A reflection on Plato’s Gorgias
Humans, as with all animals, are driven by the instinct which the bumbling process of evolution has left us. When we perform the tasks to which these ancient needs compel us, we are rewarded through feelings of pleasure. However, with the relatively recent development of the rational mind, we have come to a position where the mental faculties we have been granted are constrained by the biological drivers which shape us as humans. However, it is these same drivers which give us the impetus – to use an unfashionable word the ambition – to achieve great things in the material world and in the realm of contemplation. With the tension between the utility and danger of pleasure, I will examine whether its nature is positive or negative in its influence and the service it renders in our quest for understanding.
Initially, we must examine the concept of pleasure itself. Pleasure is feelings we derive from performing a particular action in the service of fulfilling a desire. In this sense, there is two forms of pleasure: that derived from physical acts and that derived from mental acts. Physical pleasure is derived from the satisfaction of instinctual desires: sleeping, eating, drinking and copulation. Mental pleasure, on the other hand, is derived from engaging in debate, discussion and problem-solving. Regardless of the source, it appears that these pleasures are of the same substance, although the secondary impacts that occur in the course of obtaining them vary wildly.
Thus comes the utilitarian argument – is this pleasure equitable to the idea of the good? Is it better to have a pleasant life or an unpleasant life? In this sense I would posit that the argument of the addict still retains its poignancy today as it did in the time of Socrates: to live a life continually chasing desire is to live a miserably. If we are a slave to our pleasures, then evidently we will never be satisfied either with ourselves or our accomplishments.
On the other hand, does this mean that our pleasures are corrupting? If the pursuit of pleasure results in addiction then should we reject all forms of desire and live our lives by the laws of the ascetic: the bare necessities of life coupled with intense physical discomfort? It is my opinion that the person who is engaging in this form of physical self-denial is, perversely, denying themselves the mental pleasure that comes from social intercourse and discussion. This is the epitomised in the life of the hermit – living in complete isolation.

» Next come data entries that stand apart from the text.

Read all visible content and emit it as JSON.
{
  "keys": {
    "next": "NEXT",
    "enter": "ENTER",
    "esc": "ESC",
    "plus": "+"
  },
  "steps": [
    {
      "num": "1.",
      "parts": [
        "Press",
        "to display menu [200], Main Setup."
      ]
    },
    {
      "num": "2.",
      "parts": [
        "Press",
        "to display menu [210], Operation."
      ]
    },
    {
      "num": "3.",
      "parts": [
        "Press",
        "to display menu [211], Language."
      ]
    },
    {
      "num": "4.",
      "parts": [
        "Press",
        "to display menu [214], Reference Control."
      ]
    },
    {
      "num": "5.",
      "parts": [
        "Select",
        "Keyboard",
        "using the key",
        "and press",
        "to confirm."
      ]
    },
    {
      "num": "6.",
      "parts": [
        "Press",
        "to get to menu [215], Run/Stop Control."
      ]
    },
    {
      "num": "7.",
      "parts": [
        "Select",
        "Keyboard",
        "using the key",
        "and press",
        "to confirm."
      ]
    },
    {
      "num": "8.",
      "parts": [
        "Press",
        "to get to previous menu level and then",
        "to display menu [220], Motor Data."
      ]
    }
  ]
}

If pleasure is neither a good nor evil, then how do we live our lives, taking into account the influence of desire while at the same time attempting to achieve the good? To this end, I believe that the small piece of free will with which we are provided should be turned to the interest of mastering our pleasures and setting them to our own use. If we make study and intellectual discourse an act of enjoyment we turn our hunger from something which distracts from our journey into something which spurs us to greater understanding. Thus, we must learn to reshape our own gratification, to attempt to turn the act of self-education from a chore into recreation. This is what it means to use our leisure appropriately – to neither indulge our base desires or deny our own humanity.
Thomas Couture, The Romans of the Decadence, 1847